David Dower: Okay, so here's the thing-- and there's been a lot written and listeners can actually Google these boys-- but these teenagers, John and Leo Manzari. When we started to do auditions for the show, Maurice Hines said he was sure that here in D.C. there were dancers who could do this work. It's very complicated. The range of styles is everything from modern to African to tap to jazz and ballet, and so it requires a certain amount of training. But he thought that there would be people here who could do it. He came down to teach master classes free-- open master classes just to find D.C. dancers. And these two young men were in a couple of the early classes. It wasn't until later that he realized they were brothers, and then when he knew they were brothers, he asked them if they could tap. They came and they did an audition and they did a tap-off with him, and they blew him away. They can tap. If you see the show, they can tap. He built the show around them. And he built the show around a handoff. Maurice and his brother, they were Hines, Hines, and Dad-- he and Gregory danced for decades together. And Gregory died in 2005, and Maurice has always said he's still dancing with his brother. He's been looking for someone to hand the mantle too,. It's been in the Hines' hands for some time, and they picked it up from the Nicholas Brothers. And so he built a show in which literally in the middle of the show he hands the reins, the future of this work, to these two young men, and they were 15 and 17 on opening night. They're amazing, and I hope that people will look them up. But what's beyond amazing about it, and you can feel it in there, is that those two young men grew up right next door to Arena Stage. They grew up on Sixth Street six inches from the Arena property. They're really amazing. And that spirit, it happened that night. The handoff took place that night.
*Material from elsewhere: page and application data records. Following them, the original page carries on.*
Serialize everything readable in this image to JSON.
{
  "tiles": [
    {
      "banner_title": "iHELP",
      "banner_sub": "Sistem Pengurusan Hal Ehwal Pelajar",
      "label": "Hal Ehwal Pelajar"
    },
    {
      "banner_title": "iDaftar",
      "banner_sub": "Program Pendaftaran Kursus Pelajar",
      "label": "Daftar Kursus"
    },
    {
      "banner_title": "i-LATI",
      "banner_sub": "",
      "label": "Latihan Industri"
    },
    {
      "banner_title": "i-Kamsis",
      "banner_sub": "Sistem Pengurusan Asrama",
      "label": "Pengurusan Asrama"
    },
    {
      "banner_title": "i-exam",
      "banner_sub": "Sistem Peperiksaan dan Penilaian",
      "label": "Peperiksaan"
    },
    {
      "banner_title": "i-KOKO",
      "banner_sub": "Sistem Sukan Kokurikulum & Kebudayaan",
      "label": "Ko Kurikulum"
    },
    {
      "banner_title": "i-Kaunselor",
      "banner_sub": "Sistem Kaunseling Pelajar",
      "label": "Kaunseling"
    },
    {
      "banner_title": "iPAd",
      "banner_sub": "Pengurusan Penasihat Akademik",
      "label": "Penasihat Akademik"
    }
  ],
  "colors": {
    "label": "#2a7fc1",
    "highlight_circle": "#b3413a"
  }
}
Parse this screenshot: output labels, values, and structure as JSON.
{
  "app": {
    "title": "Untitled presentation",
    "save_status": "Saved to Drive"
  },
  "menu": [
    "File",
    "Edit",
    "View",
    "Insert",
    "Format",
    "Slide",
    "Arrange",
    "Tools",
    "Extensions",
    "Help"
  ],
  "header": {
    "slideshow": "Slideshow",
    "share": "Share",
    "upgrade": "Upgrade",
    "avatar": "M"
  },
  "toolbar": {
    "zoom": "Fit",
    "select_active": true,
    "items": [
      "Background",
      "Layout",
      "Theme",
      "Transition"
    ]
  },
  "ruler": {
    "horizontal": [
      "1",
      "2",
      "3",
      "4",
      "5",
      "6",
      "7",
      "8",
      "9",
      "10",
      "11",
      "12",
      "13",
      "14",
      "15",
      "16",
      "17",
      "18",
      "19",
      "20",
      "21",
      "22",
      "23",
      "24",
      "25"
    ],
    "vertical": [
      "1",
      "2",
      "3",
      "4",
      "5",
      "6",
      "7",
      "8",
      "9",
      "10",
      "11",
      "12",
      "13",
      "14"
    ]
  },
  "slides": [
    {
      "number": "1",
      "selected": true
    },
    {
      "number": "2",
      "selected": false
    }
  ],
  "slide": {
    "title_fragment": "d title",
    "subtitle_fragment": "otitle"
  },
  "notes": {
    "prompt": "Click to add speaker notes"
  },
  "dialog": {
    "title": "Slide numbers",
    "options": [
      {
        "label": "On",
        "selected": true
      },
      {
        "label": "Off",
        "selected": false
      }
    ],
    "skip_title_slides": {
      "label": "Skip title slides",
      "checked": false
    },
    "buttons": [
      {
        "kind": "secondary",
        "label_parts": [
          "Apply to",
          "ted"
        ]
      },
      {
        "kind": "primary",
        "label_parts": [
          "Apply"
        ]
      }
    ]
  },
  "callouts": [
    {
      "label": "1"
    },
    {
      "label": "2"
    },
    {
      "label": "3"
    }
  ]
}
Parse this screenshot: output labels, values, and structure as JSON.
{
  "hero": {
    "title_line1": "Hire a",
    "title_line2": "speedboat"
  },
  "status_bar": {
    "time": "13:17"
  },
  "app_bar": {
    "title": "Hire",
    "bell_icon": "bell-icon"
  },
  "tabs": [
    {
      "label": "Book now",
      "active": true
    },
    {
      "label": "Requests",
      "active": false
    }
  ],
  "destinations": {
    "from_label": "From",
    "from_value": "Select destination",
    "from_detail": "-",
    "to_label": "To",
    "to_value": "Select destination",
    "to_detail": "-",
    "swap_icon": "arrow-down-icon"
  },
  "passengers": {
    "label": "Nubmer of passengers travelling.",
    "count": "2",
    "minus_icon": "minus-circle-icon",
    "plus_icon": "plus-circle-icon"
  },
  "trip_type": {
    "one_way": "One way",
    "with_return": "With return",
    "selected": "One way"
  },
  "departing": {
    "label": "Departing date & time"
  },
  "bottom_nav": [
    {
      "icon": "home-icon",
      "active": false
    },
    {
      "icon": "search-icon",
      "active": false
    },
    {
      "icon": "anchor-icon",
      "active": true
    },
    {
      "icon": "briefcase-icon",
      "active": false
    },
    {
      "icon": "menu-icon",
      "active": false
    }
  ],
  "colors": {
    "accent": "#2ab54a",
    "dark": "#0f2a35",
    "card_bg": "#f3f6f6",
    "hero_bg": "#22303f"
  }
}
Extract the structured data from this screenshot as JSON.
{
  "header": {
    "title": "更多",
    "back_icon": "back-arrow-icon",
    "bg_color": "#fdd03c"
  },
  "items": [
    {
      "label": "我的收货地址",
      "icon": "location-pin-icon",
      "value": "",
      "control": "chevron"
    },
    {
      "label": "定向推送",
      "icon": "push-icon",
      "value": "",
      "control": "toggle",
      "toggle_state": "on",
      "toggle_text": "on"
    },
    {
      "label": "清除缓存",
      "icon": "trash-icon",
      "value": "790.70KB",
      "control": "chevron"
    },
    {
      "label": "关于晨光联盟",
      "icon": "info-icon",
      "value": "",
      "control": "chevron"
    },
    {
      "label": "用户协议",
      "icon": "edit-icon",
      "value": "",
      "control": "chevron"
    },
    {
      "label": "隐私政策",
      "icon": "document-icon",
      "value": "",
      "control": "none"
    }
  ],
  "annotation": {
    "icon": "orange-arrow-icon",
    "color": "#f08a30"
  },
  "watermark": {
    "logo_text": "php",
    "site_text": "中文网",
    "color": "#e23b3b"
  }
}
Maurice always told us that in the Eleven O'clock number where this moment happens where the three of them tap together and then he leaves the stage, he said, "You'll see my brother there with me on opening night." And there was something special that happened there, and it's been going ever since.
Jo Reed: They stopped the show. I mean, they literally stopped the show.
David Dower: You know what's funny, so these guys have no experience, right? I mean, they've been dancing in many classes and they do a lot of the tap festivals and things, but they've never done a show before. And so at the first preview, they got a standing ovation in the middle of the show. And I went backstage afterwards and I said, "You guys, enjoy that. That never happens. I've never seen that. I'm so delighted for you, but don't count on that. That does not happen." Well, it happens every night for them, and I was the one who learned something. They looked at me like, "Of course we're going to get a standing ovation every night." And they do, in the middle of the show.